After the end of the civil war, General Yakubu Gwon, and successive military and civilian governments did everything to make us forget the Biafran war, except to address the root causes of the war. In fact, both the Nigerian and Biafran sides often shy from the crucial role resources control played in the build up to the war.
The discovery of oil in Nigeria has been termed by many as a “missed blessing”. Would you blame them? Because of the juicy proceeds from the liquid gold we have tempered with our unity and existence, went to war against ourselves, lost millions of our countrymen, destroyed our budding economy, had series of coups, counter-coups and animal kingdom-styled politickings for 61 years with nothing to show for it!
Nothing has fueled corruption in Nigeria more than oil. Crude oil has birthed militancy in the Niger Delta. And the same oil has made our government put aside its sovereignty to negotiate with terrorists.
The proceeds from the corruption of crude oil is the reason why the government is adamant about diversifying the economy. It is the reason why most state governments don’t want to explore the potentials of their states for the benefits of the citizens, as they are reassured of monthly allocations from the oil-dependent Federal treasury.

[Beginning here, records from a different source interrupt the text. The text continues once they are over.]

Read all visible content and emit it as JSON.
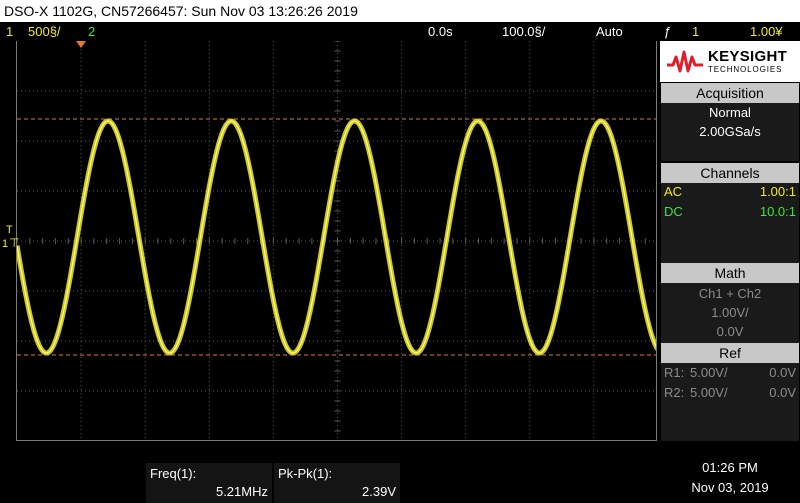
{
  "window": {
    "title": "DSO-X 1102G, CN57266457: Sun Nov 03 13:26:26 2019"
  },
  "status": {
    "ch1_num": "1",
    "ch1_scale": "500§/",
    "ch2_num": "2",
    "time_offset": "0.0s",
    "time_scale": "100.0§/",
    "trigger_mode": "Auto",
    "trigger_slope": "ƒ",
    "trigger_source": "1",
    "trigger_level": "1.00¥"
  },
  "logo": {
    "brand": "KEYSIGHT",
    "subtitle": "TECHNOLOGIES"
  },
  "acquisition": {
    "title": "Acquisition",
    "mode": "Normal",
    "rate": "2.00GSa/s"
  },
  "channels": {
    "title": "Channels",
    "rows": [
      {
        "coupling": "AC",
        "probe": "1.00:1",
        "color": "#f2ec1e"
      },
      {
        "coupling": "DC",
        "probe": "10.0:1",
        "color": "#3ce63c"
      }
    ]
  },
  "math": {
    "title": "Math",
    "function": "Ch1 + Ch2",
    "scale": "1.00V/",
    "offset": "0.0V"
  },
  "ref": {
    "title": "Ref",
    "rows": [
      {
        "name": "R1:",
        "scale": "5.00V/",
        "offset": "0.0V"
      },
      {
        "name": "R2:",
        "scale": "5.00V/",
        "offset": "0.0V"
      }
    ]
  },
  "measurements": [
    {
      "label": "Freq(1):",
      "value": "5.21MHz"
    },
    {
      "label": "Pk-Pk(1):",
      "value": "2.39V"
    }
  ],
  "clock": {
    "time": "01:26 PM",
    "date": "Nov 03, 2019"
  },
  "markers": {
    "trigger_level": "T",
    "ch1_ground": "1"
  },
  "colors": {
    "ch1": "#f2ec1e",
    "ch2": "#3ce63c",
    "cursor": "#e07a2c",
    "grid": "#5a5a5a"
  },
  "chart_data": {
    "type": "line",
    "series_color": "#f2ec1e",
    "cycles_on_screen": 5.2,
    "grid": true,
    "cursors": "horizontal dashed at waveform peak and trough"
  }
}
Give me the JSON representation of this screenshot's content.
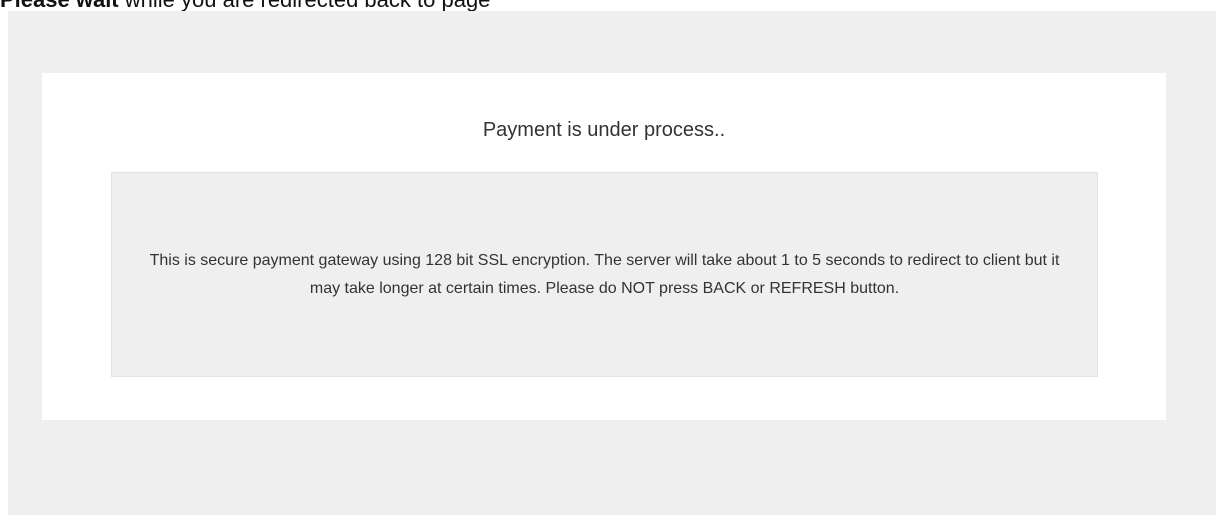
{
  "header": {
    "emphasis": "Please wait",
    "rest": " while you are redirected back to page"
  },
  "card": {
    "title": "Payment is under process..",
    "notice": "This is secure payment gateway using 128 bit SSL encryption. The server will take about 1 to 5 seconds to redirect to client but it may take longer at certain times. Please do NOT press BACK or REFRESH button."
  },
  "colors": {
    "panel_background": "#efefef",
    "card_background": "#ffffff",
    "text": "#333333"
  }
}
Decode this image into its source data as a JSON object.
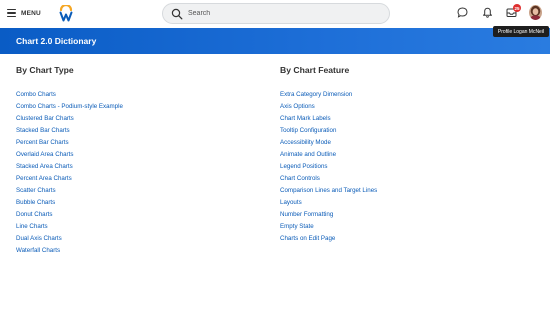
{
  "header": {
    "menu_label": "MENU",
    "search_placeholder": "Search",
    "inbox_badge": "25",
    "profile_tooltip": "Profile Logan McNeil"
  },
  "page": {
    "title": "Chart 2.0 Dictionary"
  },
  "left_column": {
    "heading": "By Chart Type",
    "links": [
      "Combo Charts",
      "Combo Charts - Podium-style Example",
      "Clustered Bar Charts",
      "Stacked Bar Charts",
      "Percent Bar Charts",
      "Overlaid Area Charts",
      "Stacked Area Charts",
      "Percent Area Charts",
      "Scatter Charts",
      "Bubble Charts",
      "Donut Charts",
      "Line Charts",
      "Dual Axis Charts",
      "Waterfall Charts"
    ]
  },
  "right_column": {
    "heading": "By Chart Feature",
    "links": [
      "Extra Category Dimension",
      "Axis Options",
      "Chart Mark Labels",
      "Tooltip Configuration",
      "Accessibility Mode",
      "Animate and Outline",
      "Legend Positions",
      "Chart Controls",
      "Comparison Lines and Target Lines",
      "Layouts",
      "Number Formatting",
      "Empty State",
      "Charts on Edit Page"
    ]
  },
  "colors": {
    "banner": "#0a5cc5",
    "link": "#0b5cb8",
    "badge": "#de2f2f"
  },
  "icons": [
    "menu-icon",
    "workday-logo",
    "search-icon",
    "chat-icon",
    "bell-icon",
    "inbox-icon",
    "avatar"
  ]
}
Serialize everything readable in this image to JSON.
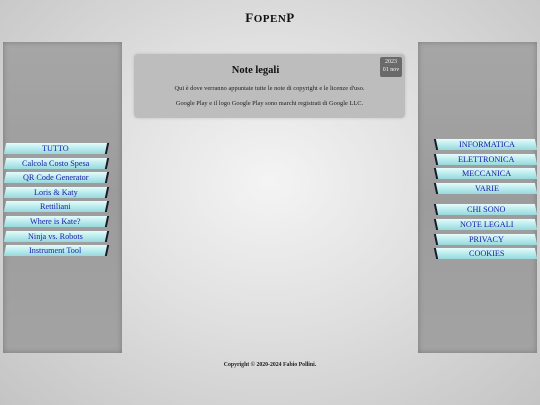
{
  "site": {
    "title_first": "F",
    "title_middle": "OPEN",
    "title_last": "P"
  },
  "left_menu": [
    "TUTTO",
    "Calcola Costo Spesa",
    "QR Code Generator",
    "Loris & Katy",
    "Rettiliani",
    "Where is Kate?",
    "Ninja vs. Robots",
    "Instrument Tool"
  ],
  "right_menu": {
    "categories": [
      "INFORMATICA",
      "ELETTRONICA",
      "MECCANICA",
      "VARIE"
    ],
    "pages": [
      "CHI SONO",
      "NOTE LEGALI",
      "PRIVACY",
      "COOKIES"
    ]
  },
  "post": {
    "title": "Note legali",
    "year": "2023",
    "day_month": "01 nov",
    "line1": "Qui è dove verranno appuntate tutte le note di copyright e le licenze d'uso.",
    "line2": "Google Play e il logo Google Play sono marchi registrati di Google LLC."
  },
  "footer": {
    "copyright": "Copyright © 2020-2024 Fabio Pollini."
  },
  "colors": {
    "menu_link": "#1a1aa6",
    "menu_bg": "#b6eaec",
    "sidebar": "#a0a0a0",
    "card": "#bdbdbd",
    "badge": "#6a6a6a"
  }
}
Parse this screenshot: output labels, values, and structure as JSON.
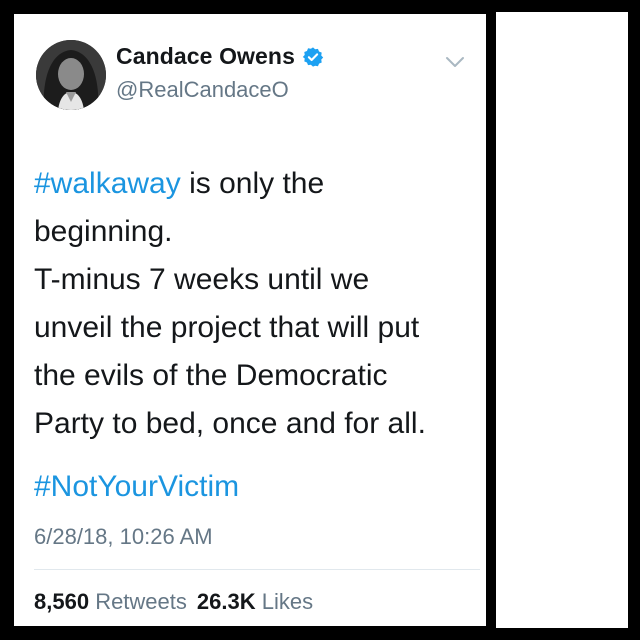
{
  "tweet": {
    "display_name": "Candace Owens",
    "handle": "@RealCandaceO",
    "verified": true,
    "text_lines": [
      {
        "hashtag": "#walkaway",
        "rest": " is only the"
      },
      {
        "text": "beginning."
      },
      {
        "text": "T-minus 7 weeks until we"
      },
      {
        "text": "unveil the project that will put"
      },
      {
        "text": "the evils of the Democratic"
      },
      {
        "text": "Party to bed, once and for all."
      }
    ],
    "hashtag_line": "#NotYourVictim",
    "timestamp": "6/28/18, 10:26 AM",
    "stats": {
      "retweets_count": "8,560",
      "retweets_label": "Retweets",
      "likes_count": "26.3K",
      "likes_label": "Likes"
    }
  },
  "icons": {
    "verified": "verified-badge-icon",
    "menu": "chevron-down-icon"
  },
  "colors": {
    "link": "#1b95e0",
    "text": "#14171a",
    "secondary": "#657786",
    "verified": "#1da1f2",
    "background_outer": "#000000",
    "card": "#ffffff"
  }
}
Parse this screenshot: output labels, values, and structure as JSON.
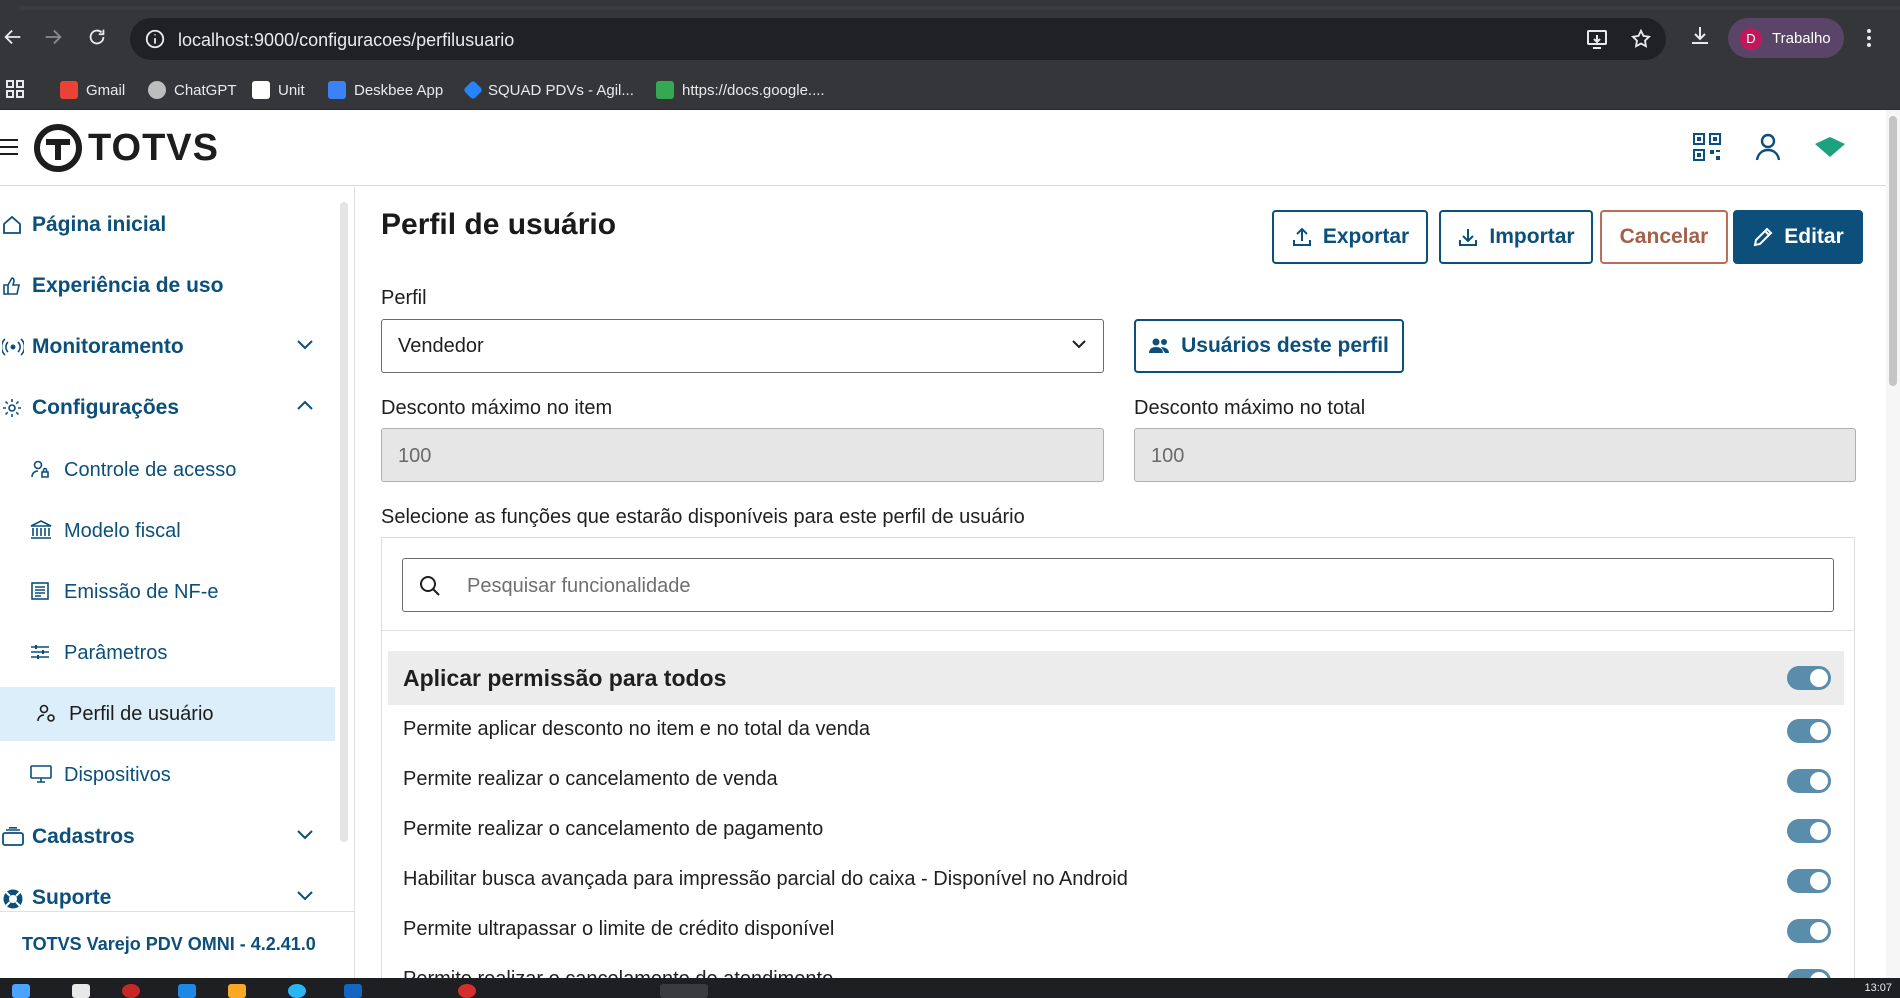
{
  "browser": {
    "url": "localhost:9000/configuracoes/perfilusuario",
    "profile_label": "Trabalho",
    "profile_initial": "D",
    "bookmarks": [
      {
        "label": "Gmail",
        "color": "#ea4335"
      },
      {
        "label": "ChatGPT",
        "color": "#bdbdbd"
      },
      {
        "label": "Unit",
        "color": "#ffffff"
      },
      {
        "label": "Deskbee App",
        "color": "#3b82f6"
      },
      {
        "label": "SQUAD PDVs - Agil...",
        "color": "#2684ff"
      },
      {
        "label": "https://docs.google....",
        "color": "#34a853"
      }
    ]
  },
  "app": {
    "logo_text": "TOTVS",
    "header_icons": [
      "qrcode-icon",
      "user-icon",
      "status-icon"
    ],
    "brand_color": "#0b4f7a",
    "status_color": "#1ba27e"
  },
  "sidebar": {
    "items": [
      {
        "label": "Página inicial",
        "icon": "home-icon"
      },
      {
        "label": "Experiência de uso",
        "icon": "thumbs-up-icon"
      },
      {
        "label": "Monitoramento",
        "icon": "broadcast-icon",
        "expandable": true
      },
      {
        "label": "Configurações",
        "icon": "gear-icon",
        "expanded": true
      }
    ],
    "sub_items": [
      {
        "label": "Controle de acesso",
        "icon": "user-lock-icon"
      },
      {
        "label": "Modelo fiscal",
        "icon": "bank-icon"
      },
      {
        "label": "Emissão de NF-e",
        "icon": "document-icon"
      },
      {
        "label": "Parâmetros",
        "icon": "sliders-icon"
      },
      {
        "label": "Perfil de usuário",
        "icon": "user-gear-icon",
        "active": true
      },
      {
        "label": "Dispositivos",
        "icon": "monitor-icon"
      }
    ],
    "bottom_items": [
      {
        "label": "Cadastros",
        "icon": "layers-icon"
      },
      {
        "label": "Suporte",
        "icon": "lifebuoy-icon"
      }
    ],
    "version": "TOTVS Varejo PDV OMNI - 4.2.41.0"
  },
  "main": {
    "title": "Perfil de usuário",
    "buttons": {
      "export": "Exportar",
      "import": "Importar",
      "cancel": "Cancelar",
      "edit": "Editar"
    },
    "profile_label": "Perfil",
    "profile_value": "Vendedor",
    "users_button": "Usuários deste perfil",
    "max_item_discount_label": "Desconto máximo no item",
    "max_item_discount_value": "100",
    "max_total_discount_label": "Desconto máximo no total",
    "max_total_discount_value": "100",
    "functions_label": "Selecione as funções que estarão disponíveis para este perfil de usuário",
    "search_placeholder": "Pesquisar funcionalidade",
    "apply_all_label": "Aplicar permissão para todos",
    "apply_all_on": true,
    "permissions": [
      {
        "label": "Permite aplicar desconto no item e no total da venda",
        "on": true
      },
      {
        "label": "Permite realizar o cancelamento de venda",
        "on": true
      },
      {
        "label": "Permite realizar o cancelamento de pagamento",
        "on": true
      },
      {
        "label": "Habilitar busca avançada para impressão parcial do caixa - Disponível no Android",
        "on": true
      },
      {
        "label": "Permite ultrapassar o limite de crédito disponível",
        "on": true
      },
      {
        "label": "Permite realizar o cancelamento de atendimento",
        "on": true
      }
    ]
  },
  "taskbar": {
    "clock": "13:07"
  }
}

The implication of this is more corruption; corruption equals embezzlement, embezzlement equals deprivation and underdevelopment, deprivation and underdevelopment equal poverty and illiteracy, poverty/hunger equals grievances and tensions, tension equals terrorism and uprisings. That is how we arrived where we are today.
Today, Nigeria is the poverty Capital of the world despite huge oil wealth. According to UNICEF one in every five of the world’s out-of-school children is in Nigeria. Nigeria is the third most terrorized nation in the world according to the Global Terrorism Index. On another sad note, Nigeria is ranked the most corrupted nation in the world according to the 2021 U.S. News and World Report rankings.
In today’s Buhari’s Nigeria, you have the Boko Haram/ISWAP in the North East, Bandits in the North West, Hoodlums/OPC in the South West, unknown Gunmen/IPOB’s ESN in the South East, kidnappers in the Niger Delta, and Killer Herdsmen in the Middle Belt, and every part of the country. Calls for secessions have become the new swan songs in the land. Today, we have the Biafra Republic agitators in the Southeast, Oduduwa Republic agitators in the Southwest, Niger Delta Republic agitators in the Southsouth, Middle Belt Republic agitators in Central Nigeria, Arewa Republic agitators in the far North. And still, there are tribal agitations for miniature republics like; Ibom Republic by the Ibibio/Akwa-Ibom, Kwararafa Republic by the Jukuns, Takuruku Republic by the Tivs, Ijaw Nation by the Ijaws, Bini or Edo Republic by descendants of the old Benin Empire, and so on.
But, like the late literary icon, Chinua Achebe said, “The trouble with Nigeria is simply and squarely a failure of leadership. There is nothing basically wrong with the Nigerian land or climate or water or air or anything else. The Nigerian problem is the unwillingness or inability of its leaders to rise to the responsibility, to the challenge of personal example which are the hallmarks of true leadership.”
I leave you to ponder on Achebe’s immortal words in this season of sober reflection, especially with 2023 on the horizons.
Least I forget, Happy Independence!
(Sunny Green Itodo
An Eassyist can be reached on email@example.com)